Since Islamophobia and anti-Arab sentiment have been major players in our current political discourse today here in Washington, it is encouraging to see civil rights groups like the American-Arab Anti-Discrimination Committee (ADC) tackle many of these issues during their 2012 ADC Annual Convention taking place here on Capitol Hill from June 21-24, 2012.
From hosting Academy Award-winning filmmaker Michael Moore to NAACP president Benjamin Jealous to White House deputy national security adviser Ben Rhodes, the upcoming 2012 ADC Convention will bring hundreds of Arab American community members from around the country to the nation's capital to discuss issues ranging from bullying in schools to civil rights issues affecting all Americans.
Throughout ADC's 32 years of service within the Arab American community, their mission has been to protect the civil rights of Arab Americans, promote mutual understanding, and preserve cultural heritage which has been showcased each year at the ADC National Convention here in Washington.
The last few years have seen the rise of Islamophobia, anti-Arab political rhetoric, unwarranted surveillance and negative stereotyping of minorities in the media, in schools, and in popular literature. With 2012 being an election year, it is important for people of color in this country to take charge of our political destinies to ensure that our voices are heard by politicians on both sides of the partisan divide.
At a time where many politicians are pandering to the politics of fear in order to score cheap political points at the expense of minority communities, it is imperative for all people of color in America to stand up for the civil rights of all fellow Americans. Just like Muslim and Arab Americans should stand up on issues of immigration reform, hate crimes and other civil rights issues, it is equally important for our brothers and sisters of different races and religions to help stand up to Islamophobia and anti-Arab sentiment in America today by sharing stories that will help humanize our fellow Americans to each other.

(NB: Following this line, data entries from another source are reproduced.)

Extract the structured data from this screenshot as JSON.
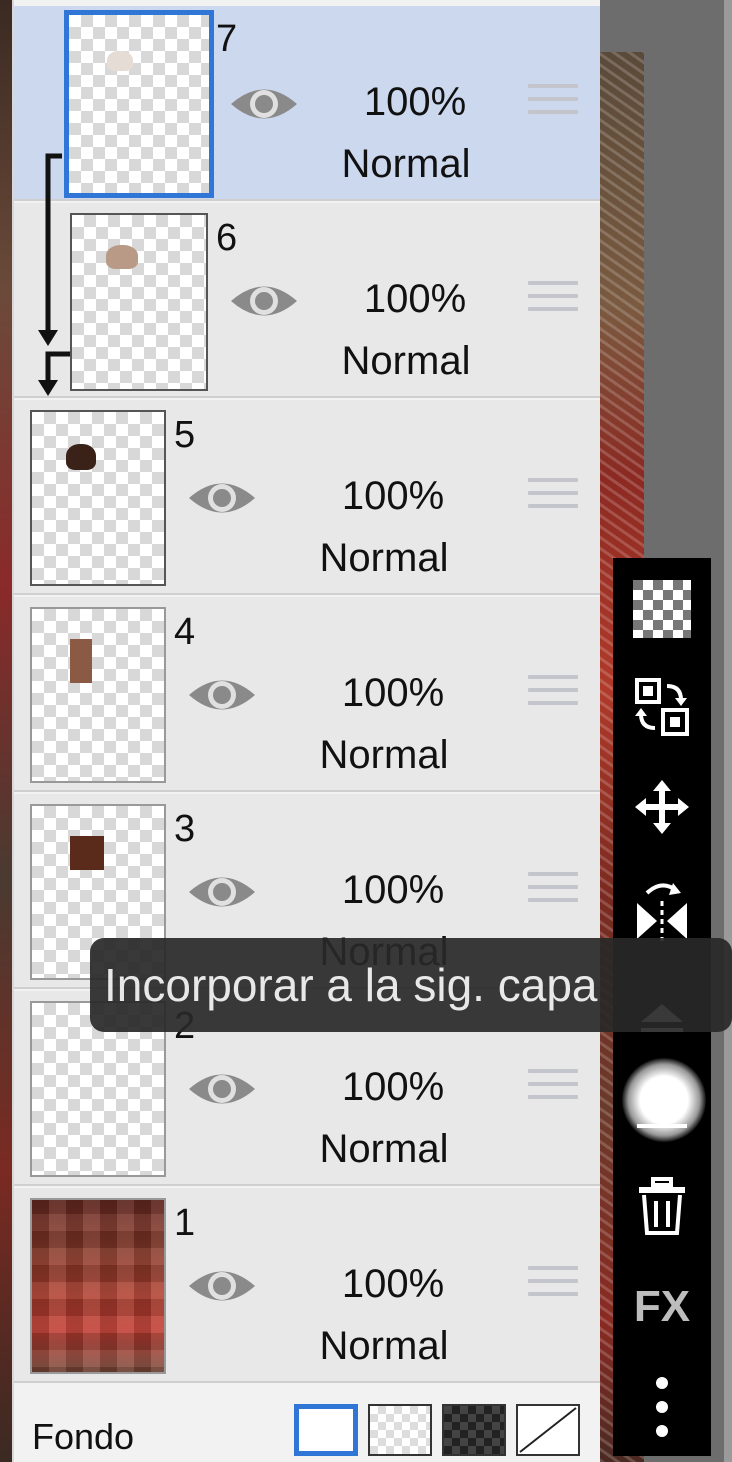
{
  "layers": [
    {
      "number": "7",
      "opacity": "100%",
      "blend": "Normal",
      "selected": true,
      "visibility_icon": "eye-icon",
      "handle_icon": "drag-handle-icon"
    },
    {
      "number": "6",
      "opacity": "100%",
      "blend": "Normal",
      "selected": false,
      "visibility_icon": "eye-icon",
      "handle_icon": "drag-handle-icon"
    },
    {
      "number": "5",
      "opacity": "100%",
      "blend": "Normal",
      "selected": false,
      "visibility_icon": "eye-icon",
      "handle_icon": "drag-handle-icon"
    },
    {
      "number": "4",
      "opacity": "100%",
      "blend": "Normal",
      "selected": false,
      "visibility_icon": "eye-icon",
      "handle_icon": "drag-handle-icon"
    },
    {
      "number": "3",
      "opacity": "100%",
      "blend": "Normal",
      "selected": false,
      "visibility_icon": "eye-icon",
      "handle_icon": "drag-handle-icon"
    },
    {
      "number": "2",
      "opacity": "100%",
      "blend": "Normal",
      "selected": false,
      "visibility_icon": "eye-icon",
      "handle_icon": "drag-handle-icon"
    },
    {
      "number": "1",
      "opacity": "100%",
      "blend": "Normal",
      "selected": false,
      "visibility_icon": "eye-icon",
      "handle_icon": "drag-handle-icon"
    }
  ],
  "bottom_bar": {
    "label": "Fondo",
    "options": [
      "white",
      "transparent-light",
      "transparent-dark",
      "none"
    ],
    "selected_option": "white"
  },
  "toolbar": {
    "items": [
      "transparency-icon",
      "swap-layers-icon",
      "move-icon",
      "flip-icon",
      "merge-down-icon",
      "light-icon",
      "trash-icon",
      "fx-label",
      "more-icon"
    ],
    "fx_label": "FX"
  },
  "tooltip": {
    "text": "Incorporar a la sig. capa"
  },
  "colors": {
    "selected_row": "#cbd8ee",
    "row": "#e8e8e8",
    "accent": "#2f76d6",
    "toolbar": "#000000"
  }
}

Which is why everyone should attend the June 2012 ADC Convention in Washington DC as just one great example of Arab Americans coming to Capitol Hill to help make this country a better place for all.